Record Union also aim to provide opportunities to their artists, with playlist inclusion and exclusive offers. With a build-your-own pricing scheme, Record Union lets you go as heavy on the distribution or as cheap on the price as you’d prefer. Prices rise between Singles, EPs and Albums, defined as different numbers of tracks.
Originally an online mastering platform, LANDR has realised that they’re used to helping people finish tracks, so why not take the step of becoming a digital distributor as well? At time of writing, LANDR’s Digital Distribution service claims to distribute to “every streaming platform”, including Spotify, YouTube Music, Apple Music, Beatport, Pandora, Tidal, Amazon Music and more. The idea is to let the artist keep 100% of the royalties.
Digital distribution can be lumped in with LANDR’s existing mastering services, with all ‘Master & Release’ plans containing unlimited distribution for a monthly service charge. You can also opt for the ‘Release Only’ plans, which are charged yearly (from £12), with each plan giving you access to a certain number of tracks per year. A little confusing and hard to plan for.
A heavy advertiser with many online influencers, DistroKid offers unlimited distribution for $20 per year, and lets you keep 100% of the earnings (or split them with others). Services your music will reach include Spotify, Tidal, Apple Music, Pandora, Amazon Music, Google Play, and all the other usual suspects.
DistroKid stresses its offering to let you manage your Apple Music page, earn a Spotify checkmark, and much more. You can also distribute covers legally, with the royalty splits likely happening on DistroKid’s side.
Hosting your music on Spotify, Apple Music, Amazon Music, TikTok, YouTube and others, TuneCore lets you retain 100% of your “sales”, but doesn’t mention royalties very clearly on its page. TuneCore will register you music with rights societies throughout the world (You retain 100% of the rights, but the royalties aren’t mentioned.)
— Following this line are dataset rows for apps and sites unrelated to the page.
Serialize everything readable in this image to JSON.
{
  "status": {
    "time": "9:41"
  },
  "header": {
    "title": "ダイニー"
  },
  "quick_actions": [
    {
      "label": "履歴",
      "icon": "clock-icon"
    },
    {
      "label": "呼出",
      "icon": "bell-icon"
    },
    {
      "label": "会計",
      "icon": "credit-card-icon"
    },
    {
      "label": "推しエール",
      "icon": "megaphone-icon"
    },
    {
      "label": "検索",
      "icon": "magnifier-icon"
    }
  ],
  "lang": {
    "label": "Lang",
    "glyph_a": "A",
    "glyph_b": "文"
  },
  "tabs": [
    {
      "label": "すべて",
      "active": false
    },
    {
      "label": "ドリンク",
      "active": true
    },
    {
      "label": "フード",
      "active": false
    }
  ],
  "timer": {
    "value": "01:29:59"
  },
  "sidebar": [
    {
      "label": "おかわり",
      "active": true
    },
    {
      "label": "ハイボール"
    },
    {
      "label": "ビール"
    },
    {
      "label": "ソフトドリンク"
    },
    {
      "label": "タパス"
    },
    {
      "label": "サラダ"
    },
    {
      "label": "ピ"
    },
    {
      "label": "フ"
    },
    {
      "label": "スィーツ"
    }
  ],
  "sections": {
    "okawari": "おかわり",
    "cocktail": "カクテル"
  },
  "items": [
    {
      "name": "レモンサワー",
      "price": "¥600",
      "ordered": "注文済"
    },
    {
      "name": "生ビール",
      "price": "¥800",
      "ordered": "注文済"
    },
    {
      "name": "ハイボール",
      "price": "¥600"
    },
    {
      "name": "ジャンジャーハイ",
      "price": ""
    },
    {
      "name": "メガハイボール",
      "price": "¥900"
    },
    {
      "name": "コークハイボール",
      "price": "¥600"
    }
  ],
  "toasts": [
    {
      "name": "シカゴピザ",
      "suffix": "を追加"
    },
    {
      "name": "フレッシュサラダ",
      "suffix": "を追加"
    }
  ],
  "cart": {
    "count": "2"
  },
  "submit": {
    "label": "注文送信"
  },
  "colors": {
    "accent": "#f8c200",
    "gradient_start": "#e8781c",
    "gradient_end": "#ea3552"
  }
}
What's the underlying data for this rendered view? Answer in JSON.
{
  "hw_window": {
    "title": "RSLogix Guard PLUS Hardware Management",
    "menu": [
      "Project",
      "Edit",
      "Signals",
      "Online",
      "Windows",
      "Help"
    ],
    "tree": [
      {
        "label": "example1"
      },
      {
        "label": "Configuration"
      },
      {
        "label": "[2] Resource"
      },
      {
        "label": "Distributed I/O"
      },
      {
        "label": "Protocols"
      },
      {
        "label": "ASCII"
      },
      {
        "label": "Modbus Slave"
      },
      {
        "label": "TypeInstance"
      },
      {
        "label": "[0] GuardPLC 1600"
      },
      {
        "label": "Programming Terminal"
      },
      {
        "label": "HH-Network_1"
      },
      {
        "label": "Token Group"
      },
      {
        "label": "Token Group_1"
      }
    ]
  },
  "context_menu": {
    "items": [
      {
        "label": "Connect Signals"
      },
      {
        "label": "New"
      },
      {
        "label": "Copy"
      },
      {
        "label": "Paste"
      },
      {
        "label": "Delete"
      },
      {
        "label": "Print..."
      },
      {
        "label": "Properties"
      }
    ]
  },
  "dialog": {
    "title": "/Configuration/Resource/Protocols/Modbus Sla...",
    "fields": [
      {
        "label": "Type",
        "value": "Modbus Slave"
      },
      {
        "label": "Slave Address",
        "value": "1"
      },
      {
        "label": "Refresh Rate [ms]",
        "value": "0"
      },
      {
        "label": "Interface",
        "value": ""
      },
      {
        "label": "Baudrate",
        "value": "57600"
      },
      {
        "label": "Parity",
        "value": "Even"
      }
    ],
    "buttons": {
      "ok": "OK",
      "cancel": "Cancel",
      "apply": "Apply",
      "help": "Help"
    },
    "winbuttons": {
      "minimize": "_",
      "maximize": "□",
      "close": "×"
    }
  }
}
The service includes a social media app that helps you monitor your stats across the web. TuneCore charges yearly rather than per release, with the price of albums rising after the first year. What happens to your released music if you choose not to renew your payments? It’s hard to find out, but all that Google Ads money TuneCore spends must be coming from somewhere…